“This year we worked with the city to purchase on–street parking, garage space and even some space on Hutchinson Island,” he says. “Last year we saw that the historic district wasn’t as nutty as we expected. So there’s more space for people to come into town, and in turn that should create a bit more foot traffic.”

McCormick goes into greater detail about the changes:

“Knowing that Savannah is such a compact city, originally we wanted to make sure the number of people didn’t impede progress at the start. So we looked for a remote parking area. But what we discovered was the number of cars we could accommodate at Savannah Mall was about equal to the number we could accommodate downtown,” she says.
“And we know there were some issues in the downtown area of some businesses saying they didn’t see the crowds they’d hoped for. So we decided to drive some traffic back downtown.”

Marinelli says despite complaints about foot traffic, the R ‘n’ R Marathon is a quantifiable economic benefit to Savannah.

“It’s a great event. It fills a lot of hotel rooms that weekend, and it’s terrific that in turn there is some spillover effect for local businesses. But from our perspective — and what I love most about this event — is the race participants are exactly the type of visitors that we want in Savannah,” he says.

“They’re primarily female, in the 25–45 age group, and all our research tells us that the female is the primary decisionmaker for traveling. They are the kinds of folks that will make repeat visits to our city in the future and will tell their friends and family members about us,” says Marinelli.

“Once this year’s event is done, we are hoping to complete the negotiations to keep the Rock ‘n Roll Marathon in Savannah for many years to come,” he concludes.

McCormick says the Marathon is especially appreciative of Savannah, which brings its own brand of old-school hospitality to the mix.

“This is definitely one of the smallest cities we do an event in,” she says. “I work in cities big and small, and it’s great to work with a city that’s so supportive and really highlights the event as one of its top events.
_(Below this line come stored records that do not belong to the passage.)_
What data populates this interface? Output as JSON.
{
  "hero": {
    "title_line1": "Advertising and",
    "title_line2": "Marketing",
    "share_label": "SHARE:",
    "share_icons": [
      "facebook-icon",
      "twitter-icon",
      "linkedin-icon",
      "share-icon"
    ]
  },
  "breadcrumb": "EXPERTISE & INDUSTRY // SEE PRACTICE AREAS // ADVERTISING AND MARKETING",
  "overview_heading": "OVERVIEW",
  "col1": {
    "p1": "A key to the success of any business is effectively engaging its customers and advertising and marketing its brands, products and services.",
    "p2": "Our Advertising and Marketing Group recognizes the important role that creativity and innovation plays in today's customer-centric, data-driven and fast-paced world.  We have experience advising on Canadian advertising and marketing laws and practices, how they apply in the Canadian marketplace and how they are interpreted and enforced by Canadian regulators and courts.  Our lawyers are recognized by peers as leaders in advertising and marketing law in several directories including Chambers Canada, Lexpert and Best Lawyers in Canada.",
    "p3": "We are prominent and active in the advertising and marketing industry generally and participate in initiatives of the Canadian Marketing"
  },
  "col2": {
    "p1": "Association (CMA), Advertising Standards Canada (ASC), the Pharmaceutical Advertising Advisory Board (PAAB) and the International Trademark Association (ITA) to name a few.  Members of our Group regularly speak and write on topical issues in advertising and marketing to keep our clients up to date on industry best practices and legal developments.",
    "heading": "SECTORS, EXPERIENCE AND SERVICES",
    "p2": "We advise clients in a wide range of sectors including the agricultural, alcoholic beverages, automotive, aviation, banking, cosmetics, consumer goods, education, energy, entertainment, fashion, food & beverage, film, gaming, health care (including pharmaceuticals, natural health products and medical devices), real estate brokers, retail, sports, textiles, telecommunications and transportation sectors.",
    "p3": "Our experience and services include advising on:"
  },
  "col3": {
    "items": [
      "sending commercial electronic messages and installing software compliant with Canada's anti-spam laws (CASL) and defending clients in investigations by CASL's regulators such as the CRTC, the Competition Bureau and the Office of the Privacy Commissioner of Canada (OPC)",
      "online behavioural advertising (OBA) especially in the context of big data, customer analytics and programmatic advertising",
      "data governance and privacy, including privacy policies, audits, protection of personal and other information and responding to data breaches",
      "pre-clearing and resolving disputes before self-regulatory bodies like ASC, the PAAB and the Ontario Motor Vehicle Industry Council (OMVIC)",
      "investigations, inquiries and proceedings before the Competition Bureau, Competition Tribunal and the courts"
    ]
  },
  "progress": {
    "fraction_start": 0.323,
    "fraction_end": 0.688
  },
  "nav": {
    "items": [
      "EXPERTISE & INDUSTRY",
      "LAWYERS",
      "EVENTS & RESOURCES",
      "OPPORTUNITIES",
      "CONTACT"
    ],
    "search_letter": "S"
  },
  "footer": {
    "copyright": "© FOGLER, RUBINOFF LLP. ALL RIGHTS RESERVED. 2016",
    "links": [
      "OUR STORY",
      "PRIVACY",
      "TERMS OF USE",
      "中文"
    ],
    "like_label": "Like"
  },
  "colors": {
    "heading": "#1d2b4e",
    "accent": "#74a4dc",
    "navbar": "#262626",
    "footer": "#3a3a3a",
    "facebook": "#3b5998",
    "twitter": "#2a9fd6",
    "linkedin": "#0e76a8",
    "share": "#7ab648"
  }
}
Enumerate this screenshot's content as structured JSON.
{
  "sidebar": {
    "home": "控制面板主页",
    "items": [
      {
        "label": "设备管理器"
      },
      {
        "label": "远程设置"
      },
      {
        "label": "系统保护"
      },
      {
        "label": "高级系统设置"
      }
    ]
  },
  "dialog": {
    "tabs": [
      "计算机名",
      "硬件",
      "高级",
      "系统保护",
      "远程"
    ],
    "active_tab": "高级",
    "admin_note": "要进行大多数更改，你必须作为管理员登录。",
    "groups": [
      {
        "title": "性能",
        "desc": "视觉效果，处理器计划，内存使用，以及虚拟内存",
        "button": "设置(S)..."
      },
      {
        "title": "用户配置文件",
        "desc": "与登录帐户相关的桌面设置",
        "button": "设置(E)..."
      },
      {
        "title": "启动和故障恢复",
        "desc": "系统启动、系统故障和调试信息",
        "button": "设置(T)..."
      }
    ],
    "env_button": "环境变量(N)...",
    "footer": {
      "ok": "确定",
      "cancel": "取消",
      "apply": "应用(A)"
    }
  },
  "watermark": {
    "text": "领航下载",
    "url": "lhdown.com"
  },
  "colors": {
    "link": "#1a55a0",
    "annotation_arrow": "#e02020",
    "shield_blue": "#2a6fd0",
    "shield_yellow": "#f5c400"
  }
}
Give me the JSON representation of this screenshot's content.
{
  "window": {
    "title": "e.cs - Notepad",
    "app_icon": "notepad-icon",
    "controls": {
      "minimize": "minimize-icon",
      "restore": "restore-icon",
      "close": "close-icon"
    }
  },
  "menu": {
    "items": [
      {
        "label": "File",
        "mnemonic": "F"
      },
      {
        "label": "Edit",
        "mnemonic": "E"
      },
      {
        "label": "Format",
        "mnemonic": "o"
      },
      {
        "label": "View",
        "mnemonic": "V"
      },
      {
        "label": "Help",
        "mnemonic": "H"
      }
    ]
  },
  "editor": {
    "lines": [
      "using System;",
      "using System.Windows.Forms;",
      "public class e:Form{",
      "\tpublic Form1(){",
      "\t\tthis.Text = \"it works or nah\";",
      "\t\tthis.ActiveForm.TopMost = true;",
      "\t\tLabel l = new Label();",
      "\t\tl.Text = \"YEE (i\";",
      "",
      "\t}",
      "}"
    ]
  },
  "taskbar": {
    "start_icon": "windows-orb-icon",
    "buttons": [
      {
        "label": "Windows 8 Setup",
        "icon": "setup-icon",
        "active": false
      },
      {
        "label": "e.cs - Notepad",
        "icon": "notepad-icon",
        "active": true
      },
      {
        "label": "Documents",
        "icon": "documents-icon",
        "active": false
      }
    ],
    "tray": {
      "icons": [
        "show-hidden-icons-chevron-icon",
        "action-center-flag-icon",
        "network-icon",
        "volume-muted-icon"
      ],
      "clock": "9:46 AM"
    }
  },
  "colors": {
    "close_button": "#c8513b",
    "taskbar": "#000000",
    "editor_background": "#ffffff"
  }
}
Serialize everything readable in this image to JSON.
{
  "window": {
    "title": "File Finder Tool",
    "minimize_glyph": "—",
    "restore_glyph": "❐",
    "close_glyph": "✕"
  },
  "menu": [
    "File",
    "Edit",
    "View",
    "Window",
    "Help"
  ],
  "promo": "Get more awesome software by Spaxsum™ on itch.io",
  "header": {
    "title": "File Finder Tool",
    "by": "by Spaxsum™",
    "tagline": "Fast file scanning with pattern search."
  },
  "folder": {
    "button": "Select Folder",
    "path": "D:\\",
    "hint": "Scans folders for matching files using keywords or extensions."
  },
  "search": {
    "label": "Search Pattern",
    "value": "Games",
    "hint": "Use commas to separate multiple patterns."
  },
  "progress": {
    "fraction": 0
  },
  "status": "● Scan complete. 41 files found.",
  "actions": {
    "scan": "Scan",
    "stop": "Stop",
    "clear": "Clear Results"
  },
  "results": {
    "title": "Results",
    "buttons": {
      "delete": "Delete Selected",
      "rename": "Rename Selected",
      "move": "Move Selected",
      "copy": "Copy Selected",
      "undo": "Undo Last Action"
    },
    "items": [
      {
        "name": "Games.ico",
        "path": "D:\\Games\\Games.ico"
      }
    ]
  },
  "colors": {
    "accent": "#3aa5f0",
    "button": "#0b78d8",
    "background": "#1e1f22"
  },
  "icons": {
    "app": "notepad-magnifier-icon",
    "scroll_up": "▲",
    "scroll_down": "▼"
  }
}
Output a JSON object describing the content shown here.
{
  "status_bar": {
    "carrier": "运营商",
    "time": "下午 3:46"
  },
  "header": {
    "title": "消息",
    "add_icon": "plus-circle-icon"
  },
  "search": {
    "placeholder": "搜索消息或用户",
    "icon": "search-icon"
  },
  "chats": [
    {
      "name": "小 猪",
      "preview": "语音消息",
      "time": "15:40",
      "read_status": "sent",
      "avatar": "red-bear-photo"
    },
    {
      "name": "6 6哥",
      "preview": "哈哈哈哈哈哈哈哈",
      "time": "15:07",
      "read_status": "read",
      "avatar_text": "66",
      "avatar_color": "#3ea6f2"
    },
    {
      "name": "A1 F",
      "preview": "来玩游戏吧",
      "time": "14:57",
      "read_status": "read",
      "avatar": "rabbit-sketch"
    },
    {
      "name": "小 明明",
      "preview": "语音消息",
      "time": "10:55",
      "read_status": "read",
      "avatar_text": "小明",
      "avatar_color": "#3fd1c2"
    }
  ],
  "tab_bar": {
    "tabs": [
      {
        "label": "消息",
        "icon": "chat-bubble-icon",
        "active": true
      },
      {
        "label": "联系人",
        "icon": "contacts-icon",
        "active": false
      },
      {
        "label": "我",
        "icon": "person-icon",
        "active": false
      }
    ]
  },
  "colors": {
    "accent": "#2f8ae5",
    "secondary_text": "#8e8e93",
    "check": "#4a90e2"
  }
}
You don’t always get that kind of support or enthusiasm in a much bigger city.”